Start by realizing that each person has a certain capacity for getting things done based on time, energy, and the reality of life. Identify tasks on your calendar, agenda, or to-do list that you don’t really need to do and let them go. You can revisit them again on another day, or delete them altogether. If you cram every moment of your life with activity, you will wind up late for something. You will also feel stressed out, and not have time for transitions and spontaneous moments. Leave some wiggle room in that schedule! How? Here are some tips for unclogging your calendar.
Keep Just One Calendar
Keep just one calendar or planner to have a place to write all appointments. It doesn’t matter what kind it is. Just be sure it is only one. Why? Because as soon as you add more than one calendar to the mix, you create an opportunity for conflicting appointments.
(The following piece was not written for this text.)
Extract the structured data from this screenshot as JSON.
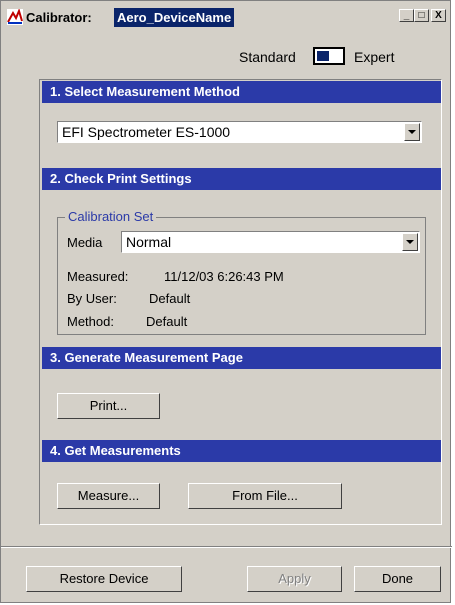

Paper, Electronic or Both?
Visual people tend to do better with paper calendars, which allow them to see time and lists in a layout rather than as individual items. Tactile people like pen to paper and enjoy writing, color coordinating by category, and being creative. If this matches your style, by all means, stay with a paper system, but make it work for you, and realize its limitations.
The disadvantages to a paper calendar/planner in this day and age are many. A paper calendar or planner can be lost and there is no back-up. Paper calendars also can be bulky to carry around and have a limited and finite amount of space. Electronic calendar/planner devices are small, easy to carry, allow you to set alarms and issue reminders, store an amazing amount of information in a small space, and are backed up in case of theft or loss.
If your company or family uses an electronic calendar system, it makes sense to synch with that same system. If you like the visual layout of a paper calendar, you can always print out a week or month at a time, but remember that you then have to update the electronic version every time you add in an appointment on the paper printout.
Create a Master Calendar
Regardless of what type of time management tool you are using, consider creating a master family calendar. Any appointment of your spouse’s that will impact you or the children goes on it, and vice versa. A master calendar is helpful for facilitating communication in a family or office environment. Or, synchronize electronic calendars so that family members or staff can check each other’s schedules and invite each other to appointments and meetings without having to take the time to call. Give access to all family members at home and to all individuals in the workplace that you frequently need to meet with regularly.
Love (and Learn) the One You’re With
If you use an electronic calendar system of any kind, learn how to use it! Many people have all of the gadgets with tons of bells and whistles, but don’t know how to use them and maximize their power. Read the manuals, watch the tutorials, play the instructional DVDs they come with, and harness their productivity power!